With a revamped and well-balanced offense and a dominating closer in their bullpen, the Mets will go forward Monday. Carlos Delgado and, perhaps, Billy Wagner will make their Shea debuts and Carlos Beltran will begin to assert himself, he hopes, as he seldom did last season. David Wright and Jose Reyes will resume their burgeoning careers.
And they'll all say it's important to get off to a good start. But is it?
With all his experiences in the game, Glavine has learned that the season's first game sets a tone that usually lasts for about 15 minutes. Really, that's all. The Mets suffered a dreadful loss to the Reds on Opening Day last season and didn't win until their sixth game. But the 7-6 loss, decided on a final pitch, wasn't the first domino. The Mets didn't lose their second game because Joe Randa beat Braden Looper in the first one.
"We all know that's true," Glavine said. "We didn't go 0-162."
Yet, he would prefer to win Monday and overcome the '06 inertia.
"For all of us and for myself, too," he says. "It's just better that way."
But if the Mets had won on Opening Day as dramatically as they lost and then ran off three or four more victories, one of them would have imbued the first game with some special, quasi-permanent power. It's all part of the self-deception that fuels the game and allows its participants to deal with the strain of failure.

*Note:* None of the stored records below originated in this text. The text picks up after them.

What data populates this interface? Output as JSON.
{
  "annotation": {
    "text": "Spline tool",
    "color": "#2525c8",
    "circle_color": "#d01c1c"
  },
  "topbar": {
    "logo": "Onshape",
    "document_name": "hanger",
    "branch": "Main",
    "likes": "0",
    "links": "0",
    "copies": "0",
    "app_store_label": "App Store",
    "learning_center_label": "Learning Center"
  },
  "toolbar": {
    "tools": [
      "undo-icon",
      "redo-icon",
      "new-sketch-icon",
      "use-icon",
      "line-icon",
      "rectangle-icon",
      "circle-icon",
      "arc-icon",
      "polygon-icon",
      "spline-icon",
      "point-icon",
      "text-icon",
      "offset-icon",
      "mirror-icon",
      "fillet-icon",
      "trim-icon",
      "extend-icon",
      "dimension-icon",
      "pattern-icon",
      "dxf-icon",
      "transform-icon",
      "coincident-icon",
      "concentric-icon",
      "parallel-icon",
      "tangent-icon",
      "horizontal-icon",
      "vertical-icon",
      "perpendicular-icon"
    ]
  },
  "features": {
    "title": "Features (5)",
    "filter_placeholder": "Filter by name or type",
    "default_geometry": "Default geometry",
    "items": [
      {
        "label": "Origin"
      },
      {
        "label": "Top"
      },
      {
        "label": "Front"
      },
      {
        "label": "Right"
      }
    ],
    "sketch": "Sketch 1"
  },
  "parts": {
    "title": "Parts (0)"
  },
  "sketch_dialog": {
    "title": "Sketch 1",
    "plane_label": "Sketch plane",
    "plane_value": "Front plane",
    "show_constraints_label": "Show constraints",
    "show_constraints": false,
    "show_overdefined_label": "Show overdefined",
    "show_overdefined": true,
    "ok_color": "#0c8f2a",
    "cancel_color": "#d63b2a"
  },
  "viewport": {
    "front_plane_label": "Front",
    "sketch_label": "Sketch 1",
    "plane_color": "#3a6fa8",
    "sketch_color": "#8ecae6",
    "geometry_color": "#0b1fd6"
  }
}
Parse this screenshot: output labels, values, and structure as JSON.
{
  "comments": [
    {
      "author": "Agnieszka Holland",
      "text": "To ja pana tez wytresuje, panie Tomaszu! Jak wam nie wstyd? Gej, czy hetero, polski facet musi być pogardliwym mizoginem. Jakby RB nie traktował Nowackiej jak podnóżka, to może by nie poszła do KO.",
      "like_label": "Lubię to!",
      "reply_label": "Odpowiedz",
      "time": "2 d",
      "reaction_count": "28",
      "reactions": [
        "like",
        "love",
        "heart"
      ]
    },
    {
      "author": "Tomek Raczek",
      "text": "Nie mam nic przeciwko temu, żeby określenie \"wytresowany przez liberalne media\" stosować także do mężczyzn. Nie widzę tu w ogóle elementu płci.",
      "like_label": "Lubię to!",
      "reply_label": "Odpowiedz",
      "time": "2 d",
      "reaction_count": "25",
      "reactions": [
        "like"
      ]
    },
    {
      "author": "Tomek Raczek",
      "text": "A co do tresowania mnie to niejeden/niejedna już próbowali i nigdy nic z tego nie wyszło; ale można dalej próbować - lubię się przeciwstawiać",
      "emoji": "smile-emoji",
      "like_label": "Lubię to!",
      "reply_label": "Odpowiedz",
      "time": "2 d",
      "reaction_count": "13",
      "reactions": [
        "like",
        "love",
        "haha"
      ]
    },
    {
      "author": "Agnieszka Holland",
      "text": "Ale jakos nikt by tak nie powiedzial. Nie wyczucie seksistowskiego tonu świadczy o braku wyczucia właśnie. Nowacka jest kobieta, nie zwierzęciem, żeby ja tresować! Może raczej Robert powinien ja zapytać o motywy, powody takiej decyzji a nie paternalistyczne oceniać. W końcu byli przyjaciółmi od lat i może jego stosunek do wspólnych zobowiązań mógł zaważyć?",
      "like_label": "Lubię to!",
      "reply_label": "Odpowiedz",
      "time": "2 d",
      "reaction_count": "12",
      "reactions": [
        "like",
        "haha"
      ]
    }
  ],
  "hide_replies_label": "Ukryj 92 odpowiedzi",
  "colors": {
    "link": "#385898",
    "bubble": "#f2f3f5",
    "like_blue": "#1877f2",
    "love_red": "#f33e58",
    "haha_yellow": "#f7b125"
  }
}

"We lie to ourselves all the time," David Cone said days after he had started the Mets' Opening Day victory in St. Louis in 1992. "If it's good, we hold on to it and make something more out of it. If it's negative, we move on. Turn the page. You learn pretty early that you can't dwell on the negative. It'll eat you up."
The Mets had won on Opening Day that year in fairly dramatic fashion. Bobby Bonilla, who would endure a most trying first season in New York, hit two home runs, the second one coming in the 10th inning and providing the margin of victory in a 4-2 game. They left old Busch that night, pleased with themselves. But they lost the ensuing two games and six of their first eight. (Incidentally, the second baseman on that team was one Willie Randolph.)
"All it means if you've lost the first one," former Mets shortstop Kevin Elster said the previous year, "is that you lost one game. But if you win the first one, you feel like you're going to the World Series.
"The truth is somewhere in between."
|Mets probable lineup|
|2.||C||Paul Lo Duca|
WSH: RHP Livan Hernandez
15-10, 3.98 ERA in 2005
2-2, 6.16 ERA in 2005 vs. NYM
10-10, 4.52 ERA lifetime vs. NYM NYM: LHP Tom Glavine
13-13, 3.53 ERA in 2005
3-1, 2.93 ERA in 2005 vs. WSH
30-20, 3.41 ERA lifetime vs. WSH On the Internet
Official game notes On television
WSH: ESPN, MASN, WDCA
NYM: ESPN, SNY On radio
WSH: WTWP 1500 AM and 107.7 FM
NYM: WFAN 660 AM, WADO 1280 AM (Español) On deck
Wednesday: vs. Washington, 7:10 p.m. ET
Thursday: vs. Washington, 7:10 p.m. ET
Friday vs. Florida, 7:10 p.m. ET
Marty Noble is a reporter for MLB.com. This story was not subject to the approval of Major League Baseball or its clubs.